History Helps Win Contest

Posted December 12, 2003 at 2:46pm

The winner of Roll Call’s Biennial Adjournment Contest is Karl Kaufmann, an attorney with Sidley Austin Brown & Wood.

Kaufmann guessed that Congress would adjourn sine die at 6:34 p.m. Dec. 11 — just two days from the actual Senate adjournment at 7:33 p.m. Dec. 9. The House adjourned at 9:40 p.m. Dec. 8.

“I normally don’t win these types of things,” said the 31-year-old Kaufmann. “I submit an entry and expect never to hear about it again.”

The Yale University graduate of political science didn’t have to look into a crystal ball to select his date. His method was really quite simple: He looked at Congressional history.

“Basically Congress has a track record of going on into December,” Kaufmann said. “I just wanted to pick a date in December that was plausible even though, at the time, Congress was talking about adjourning in mid-October.

“There was nothing magic in the date,” he added.

Kaufmann admits that his experience on Capitol Hill — he worked for four years for former Rep. Bill McCollum (R-Fla.) and is a lobbyist for MasterCard and TransUnion — played a small part in making his decision.

“I knew not to believe that when [Congress] was talking about mid-October adjournment — it was unrealistic,” he said.

Kaufmann was one of 194 people to enter the contest and one of only a few who did not choose a date before Thanksgiving.

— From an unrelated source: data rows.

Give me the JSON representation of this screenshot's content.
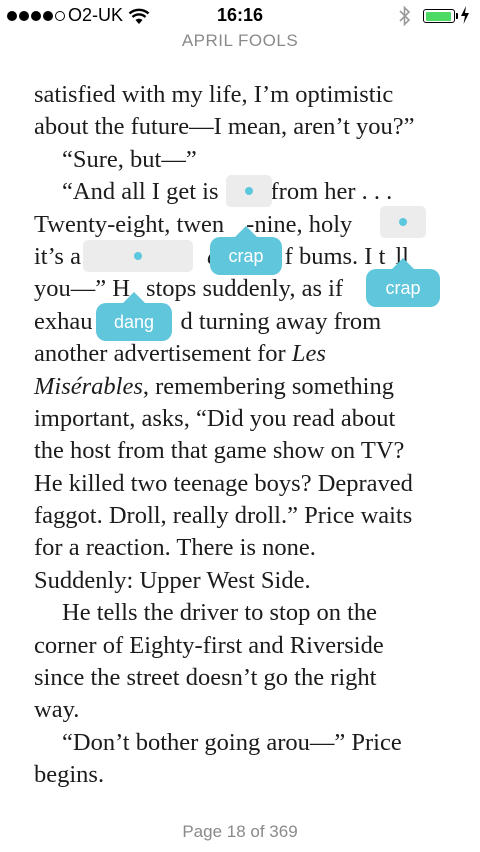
{
  "status_bar": {
    "carrier": "O2-UK",
    "time": "16:16"
  },
  "header": {
    "title": "APRIL FOOLS"
  },
  "text_lines": [
    "satisfied with my life, I’m optimistic",
    "about the future—I mean, aren’t you?”",
    "“Sure, but—”",
    "“And all I get is",
    "from her . . .",
    "Twenty-eight, twen",
    "-nine, holy",
    "it’s a",
    "cl",
    "f bums. I t",
    "ll",
    "you—” H",
    "stops suddenly, as if",
    "exhau",
    "d turning away from",
    "another advertisement for ",
    "Les",
    "Misérables",
    ", remembering something",
    "important, asks, “Did you read about",
    "the host from that game show on TV?",
    "He killed two teenage boys? Depraved",
    "faggot. Droll, really droll.” Price waits",
    "for a reaction. There is none.",
    "Suddenly: Upper West Side.",
    "He tells the driver to stop on the",
    "corner of Eighty-first and Riverside",
    "since the street doesn’t go the right",
    "way.",
    "“Don’t bother going arou—” Price",
    "begins."
  ],
  "replacements": [
    {
      "word": "crap"
    },
    {
      "word": "crap"
    },
    {
      "word": "dang"
    }
  ],
  "footer": {
    "page_label": "Page 18 of 369"
  },
  "colors": {
    "accent": "#5fc6dc",
    "battery": "#4cd964"
  }
}
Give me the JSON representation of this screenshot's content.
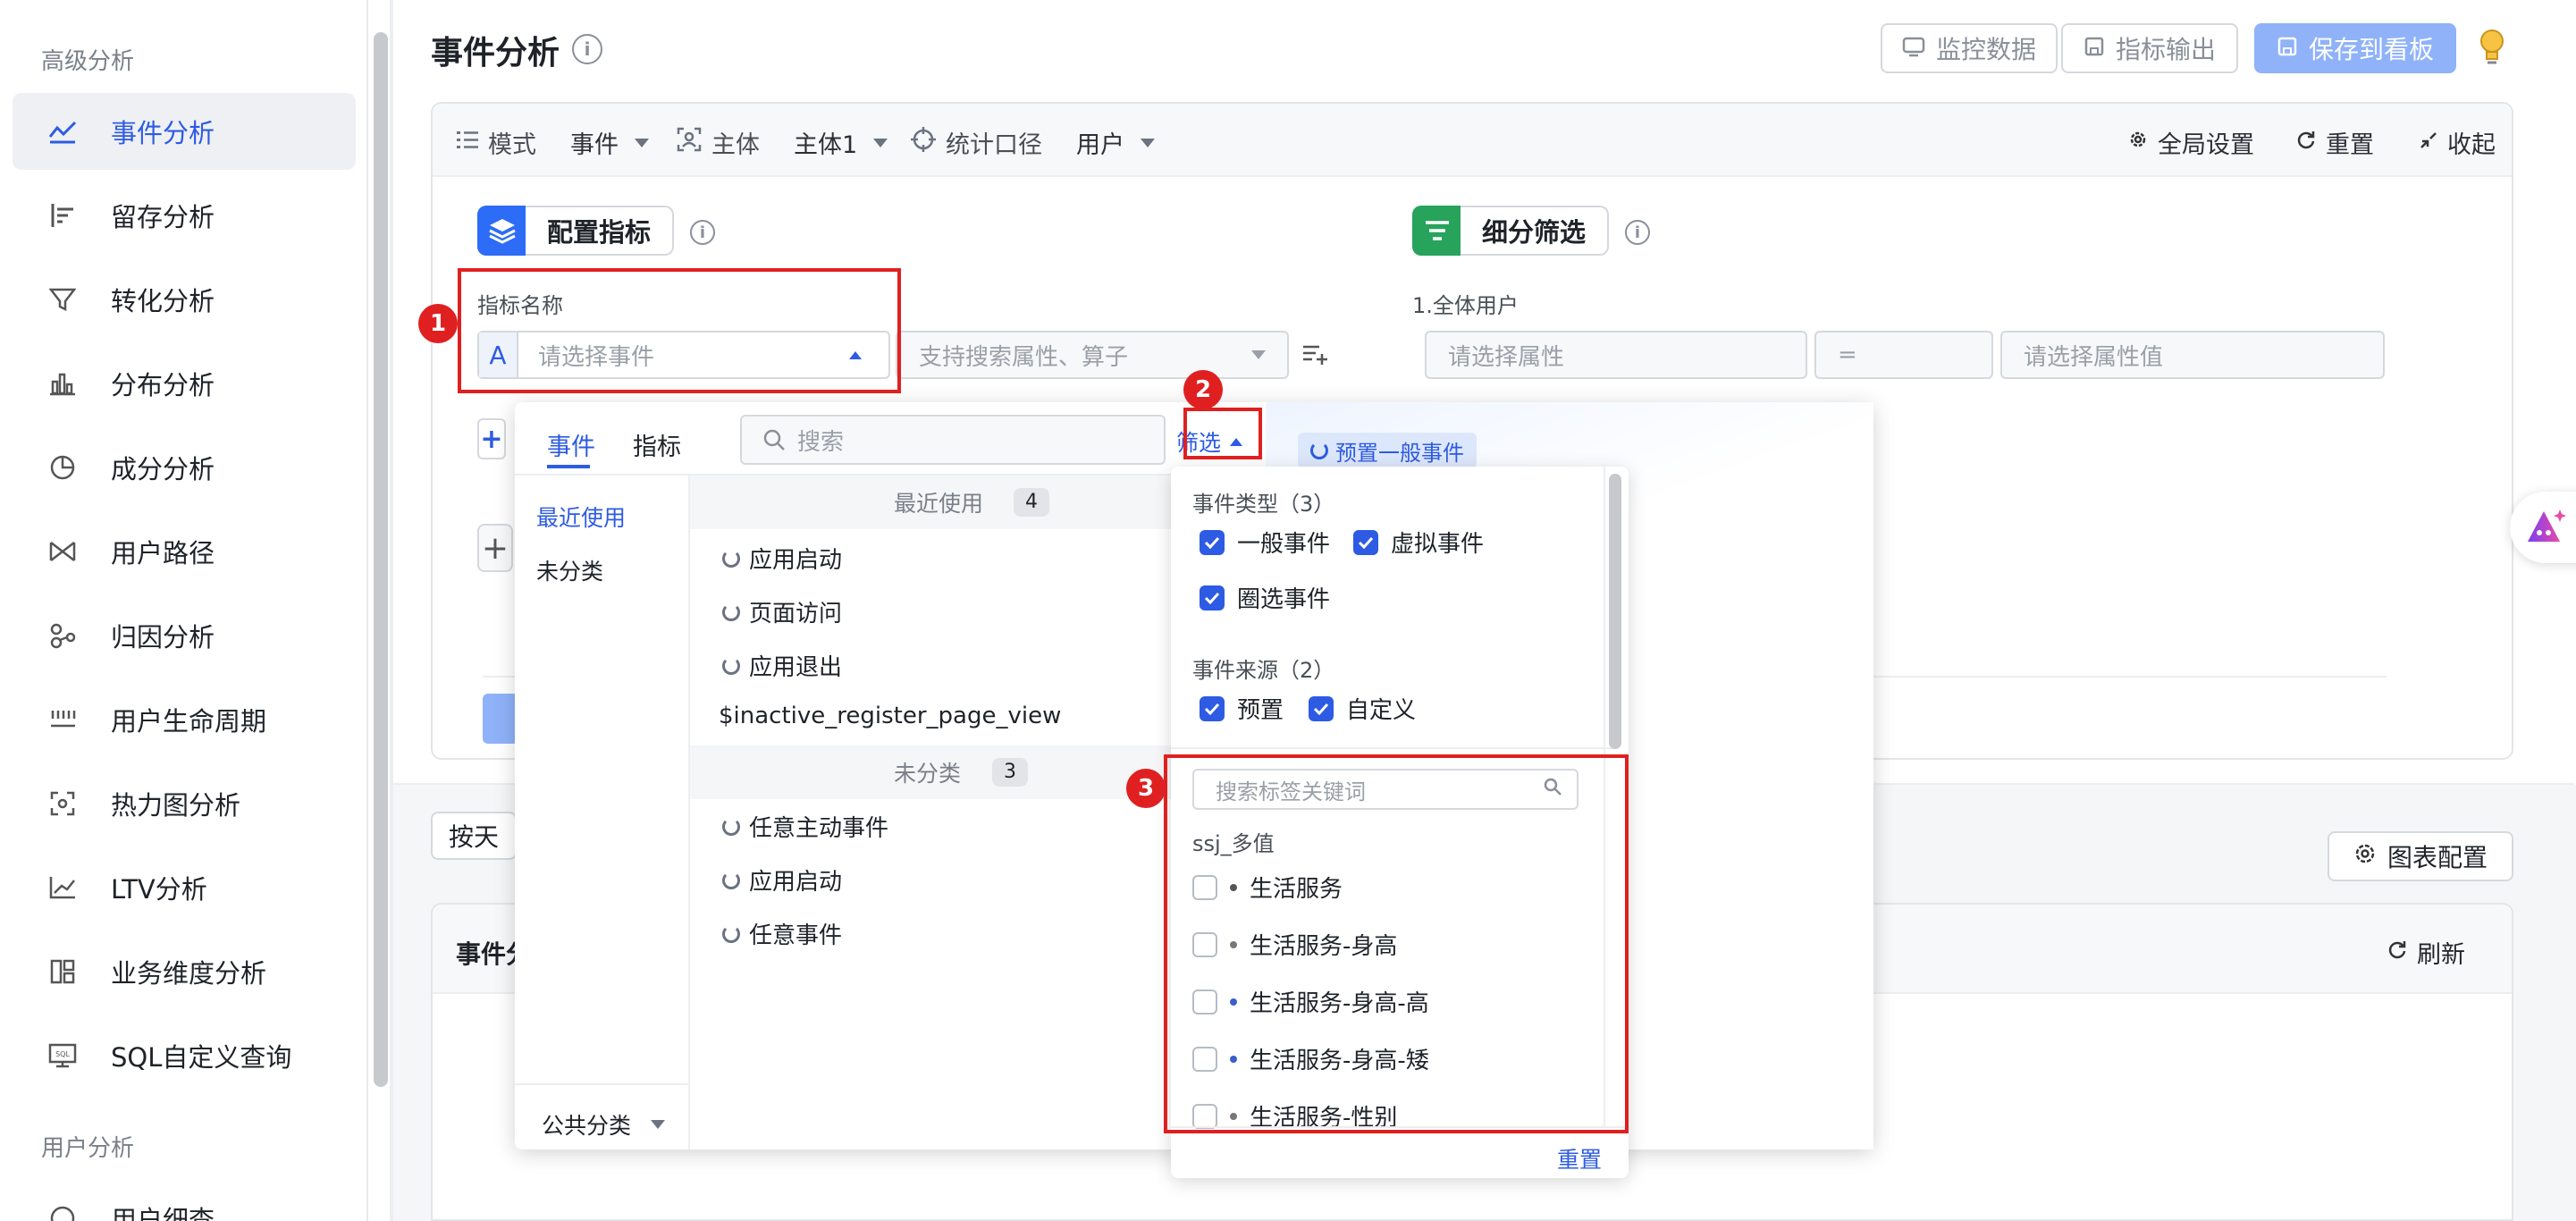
{
  "sidebar": {
    "section_advanced": "高级分析",
    "items": [
      {
        "label": "事件分析",
        "icon": "event-analysis-icon",
        "active": true
      },
      {
        "label": "留存分析",
        "icon": "retention-icon"
      },
      {
        "label": "转化分析",
        "icon": "funnel-icon"
      },
      {
        "label": "分布分析",
        "icon": "distribution-icon"
      },
      {
        "label": "成分分析",
        "icon": "composition-icon"
      },
      {
        "label": "用户路径",
        "icon": "path-icon"
      },
      {
        "label": "归因分析",
        "icon": "attribution-icon"
      },
      {
        "label": "用户生命周期",
        "icon": "lifecycle-icon"
      },
      {
        "label": "热力图分析",
        "icon": "heatmap-icon"
      },
      {
        "label": "LTV分析",
        "icon": "ltv-icon"
      },
      {
        "label": "业务维度分析",
        "icon": "dimension-icon"
      },
      {
        "label": "SQL自定义查询",
        "icon": "sql-icon"
      }
    ],
    "section_user": "用户分析",
    "cut_item": "用户细查"
  },
  "header": {
    "title": "事件分析",
    "monitor": "监控数据",
    "export": "指标输出",
    "save": "保存到看板"
  },
  "toolbar": {
    "mode_label": "模式",
    "mode_value": "事件",
    "subject_label": "主体",
    "subject_value": "主体1",
    "scope_label": "统计口径",
    "scope_value": "用户",
    "global": "全局设置",
    "reset": "重置",
    "collapse": "收起"
  },
  "config": {
    "title": "配置指标",
    "metric_name_label": "指标名称",
    "prefix": "A",
    "event_placeholder": "请选择事件",
    "attr_placeholder": "支持搜索属性、算子"
  },
  "breakdown": {
    "title": "细分筛选",
    "group_label": "1.全体用户",
    "attr_placeholder": "请选择属性",
    "op": "=",
    "value_placeholder": "请选择属性值"
  },
  "dropdown": {
    "tabs": [
      "事件",
      "指标"
    ],
    "search_placeholder": "搜索",
    "filter": "筛选",
    "categories": [
      "最近使用",
      "未分类"
    ],
    "footer": "公共分类",
    "recent_group": "最近使用",
    "recent_count": "4",
    "recent_items": [
      "应用启动",
      "页面访问",
      "应用退出",
      "$inactive_register_page_view"
    ],
    "uncat_group": "未分类",
    "uncat_count": "3",
    "uncat_items": [
      "任意主动事件",
      "应用启动",
      "任意事件"
    ],
    "tag_preset": "预置一般事件"
  },
  "filter_panel": {
    "type_title": "事件类型（3）",
    "types": [
      "一般事件",
      "虚拟事件",
      "圈选事件"
    ],
    "source_title": "事件来源（2）",
    "sources": [
      "预置",
      "自定义"
    ],
    "tag_search_placeholder": "搜索标签关键词",
    "tag_group": "ssj_多值",
    "tags": [
      "生活服务",
      "生活服务-身高",
      "生活服务-身高-高",
      "生活服务-身高-矮",
      "生活服务-性别"
    ],
    "reset": "重置"
  },
  "bottom": {
    "by_day": "按天",
    "chart_config": "图表配置",
    "event_partial": "事件分",
    "refresh": "刷新"
  },
  "annotations": [
    "1",
    "2",
    "3"
  ]
}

Eighty percent thought Congress would adjourn before Thanksgiving, even though adjournment didn’t come until December the past three years.

Kaufmann won a pair of round-trip first-class tickets to any destination served by Northwest Airlines in the continental United States. He plans to take his wife and 1-year-old daughter to visit family in either Florida, Tennessee or South Carolina.